Filter the entries below, keeping only lines with the word "structured".
──────── DATASET EXCERPTS
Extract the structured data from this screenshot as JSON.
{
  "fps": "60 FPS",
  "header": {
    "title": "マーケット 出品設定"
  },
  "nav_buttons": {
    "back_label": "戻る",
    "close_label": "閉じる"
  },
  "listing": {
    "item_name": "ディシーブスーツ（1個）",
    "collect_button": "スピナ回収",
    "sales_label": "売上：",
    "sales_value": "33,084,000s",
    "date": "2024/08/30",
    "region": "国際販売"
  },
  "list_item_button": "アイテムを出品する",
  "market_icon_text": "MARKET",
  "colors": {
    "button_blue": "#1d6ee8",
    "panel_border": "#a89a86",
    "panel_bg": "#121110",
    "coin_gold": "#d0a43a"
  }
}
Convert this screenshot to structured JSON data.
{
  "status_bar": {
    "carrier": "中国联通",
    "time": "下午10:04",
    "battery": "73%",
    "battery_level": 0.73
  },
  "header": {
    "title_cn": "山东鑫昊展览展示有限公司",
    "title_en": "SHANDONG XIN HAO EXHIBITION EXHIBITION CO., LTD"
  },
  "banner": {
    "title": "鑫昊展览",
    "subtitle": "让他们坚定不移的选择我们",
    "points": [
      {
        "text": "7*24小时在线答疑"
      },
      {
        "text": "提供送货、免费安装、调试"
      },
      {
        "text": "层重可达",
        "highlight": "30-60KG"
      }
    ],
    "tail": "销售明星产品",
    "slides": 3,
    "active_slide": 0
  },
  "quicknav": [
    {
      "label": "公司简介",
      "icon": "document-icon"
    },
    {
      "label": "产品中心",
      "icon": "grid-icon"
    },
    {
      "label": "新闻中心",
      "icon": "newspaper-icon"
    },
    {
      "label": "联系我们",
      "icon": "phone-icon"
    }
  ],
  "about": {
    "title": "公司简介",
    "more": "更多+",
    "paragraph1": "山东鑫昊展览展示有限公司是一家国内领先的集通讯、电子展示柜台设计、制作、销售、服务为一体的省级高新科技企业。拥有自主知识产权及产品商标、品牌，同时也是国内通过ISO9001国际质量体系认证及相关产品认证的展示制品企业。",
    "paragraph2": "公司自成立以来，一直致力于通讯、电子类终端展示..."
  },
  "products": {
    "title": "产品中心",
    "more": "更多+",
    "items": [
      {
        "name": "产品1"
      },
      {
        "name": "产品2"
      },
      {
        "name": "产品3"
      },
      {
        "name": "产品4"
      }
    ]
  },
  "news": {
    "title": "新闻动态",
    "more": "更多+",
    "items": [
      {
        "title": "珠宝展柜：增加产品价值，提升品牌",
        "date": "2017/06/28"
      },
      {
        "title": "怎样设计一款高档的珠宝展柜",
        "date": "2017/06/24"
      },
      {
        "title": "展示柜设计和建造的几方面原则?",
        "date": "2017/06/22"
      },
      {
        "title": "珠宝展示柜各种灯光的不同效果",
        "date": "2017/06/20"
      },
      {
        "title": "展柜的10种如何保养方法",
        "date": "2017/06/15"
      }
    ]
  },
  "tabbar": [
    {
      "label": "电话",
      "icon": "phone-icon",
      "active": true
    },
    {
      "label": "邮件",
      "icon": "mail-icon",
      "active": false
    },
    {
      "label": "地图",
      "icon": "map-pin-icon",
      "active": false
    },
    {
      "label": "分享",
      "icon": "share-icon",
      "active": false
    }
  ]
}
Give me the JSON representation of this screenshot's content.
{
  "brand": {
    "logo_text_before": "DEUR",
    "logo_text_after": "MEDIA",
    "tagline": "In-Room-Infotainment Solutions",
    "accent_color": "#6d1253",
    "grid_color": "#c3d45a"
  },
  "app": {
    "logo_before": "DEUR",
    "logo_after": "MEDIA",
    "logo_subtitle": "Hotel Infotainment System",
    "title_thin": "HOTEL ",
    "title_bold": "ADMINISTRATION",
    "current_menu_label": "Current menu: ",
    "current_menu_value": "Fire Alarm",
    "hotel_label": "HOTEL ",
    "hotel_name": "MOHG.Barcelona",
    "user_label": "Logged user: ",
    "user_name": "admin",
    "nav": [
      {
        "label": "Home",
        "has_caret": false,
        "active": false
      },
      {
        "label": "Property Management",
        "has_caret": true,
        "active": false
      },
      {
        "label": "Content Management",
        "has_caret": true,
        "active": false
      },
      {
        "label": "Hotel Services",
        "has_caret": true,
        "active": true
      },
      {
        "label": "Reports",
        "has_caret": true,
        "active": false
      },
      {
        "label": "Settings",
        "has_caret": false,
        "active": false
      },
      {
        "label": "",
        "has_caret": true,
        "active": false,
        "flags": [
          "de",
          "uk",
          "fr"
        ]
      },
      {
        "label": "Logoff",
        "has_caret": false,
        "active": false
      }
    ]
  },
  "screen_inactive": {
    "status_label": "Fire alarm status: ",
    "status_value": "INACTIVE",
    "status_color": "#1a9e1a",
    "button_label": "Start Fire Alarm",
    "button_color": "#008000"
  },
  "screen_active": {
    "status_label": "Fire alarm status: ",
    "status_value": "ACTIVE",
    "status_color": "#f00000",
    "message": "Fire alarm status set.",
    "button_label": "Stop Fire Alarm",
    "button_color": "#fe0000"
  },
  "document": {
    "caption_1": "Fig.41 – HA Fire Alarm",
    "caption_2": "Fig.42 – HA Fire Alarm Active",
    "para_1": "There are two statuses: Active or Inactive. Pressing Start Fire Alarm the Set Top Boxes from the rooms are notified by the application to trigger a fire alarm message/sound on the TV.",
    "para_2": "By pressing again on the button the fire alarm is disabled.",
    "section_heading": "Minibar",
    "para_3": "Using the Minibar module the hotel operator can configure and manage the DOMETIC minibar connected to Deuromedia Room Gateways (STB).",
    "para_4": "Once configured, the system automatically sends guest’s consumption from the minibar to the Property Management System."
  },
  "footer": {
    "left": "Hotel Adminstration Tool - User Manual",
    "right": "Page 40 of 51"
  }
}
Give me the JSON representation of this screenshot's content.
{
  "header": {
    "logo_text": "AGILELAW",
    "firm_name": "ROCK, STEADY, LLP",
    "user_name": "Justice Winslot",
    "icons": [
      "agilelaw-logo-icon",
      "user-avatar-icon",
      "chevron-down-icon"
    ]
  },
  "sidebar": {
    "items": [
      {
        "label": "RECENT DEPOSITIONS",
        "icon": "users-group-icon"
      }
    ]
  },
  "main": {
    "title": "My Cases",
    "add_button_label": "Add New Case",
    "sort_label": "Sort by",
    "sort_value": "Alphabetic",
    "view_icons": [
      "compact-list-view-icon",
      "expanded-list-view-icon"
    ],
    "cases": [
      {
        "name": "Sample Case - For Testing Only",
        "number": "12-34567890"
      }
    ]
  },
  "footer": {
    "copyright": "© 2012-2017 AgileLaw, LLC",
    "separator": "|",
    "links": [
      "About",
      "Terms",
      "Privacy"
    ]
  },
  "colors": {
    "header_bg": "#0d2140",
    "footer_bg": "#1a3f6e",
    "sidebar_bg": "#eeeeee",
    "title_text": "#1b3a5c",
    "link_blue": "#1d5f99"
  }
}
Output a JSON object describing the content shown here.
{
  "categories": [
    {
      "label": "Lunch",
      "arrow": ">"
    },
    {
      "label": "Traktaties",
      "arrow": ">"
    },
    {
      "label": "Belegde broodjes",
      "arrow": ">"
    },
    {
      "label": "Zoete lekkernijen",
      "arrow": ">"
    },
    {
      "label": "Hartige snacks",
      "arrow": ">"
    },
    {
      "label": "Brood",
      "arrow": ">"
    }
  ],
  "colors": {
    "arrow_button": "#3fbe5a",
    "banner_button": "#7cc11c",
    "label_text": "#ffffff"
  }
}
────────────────
RESULT FOR THIS EXERCISE>
Extract the structured data from this screenshot as JSON.
Convert this screenshot to structured JSON data.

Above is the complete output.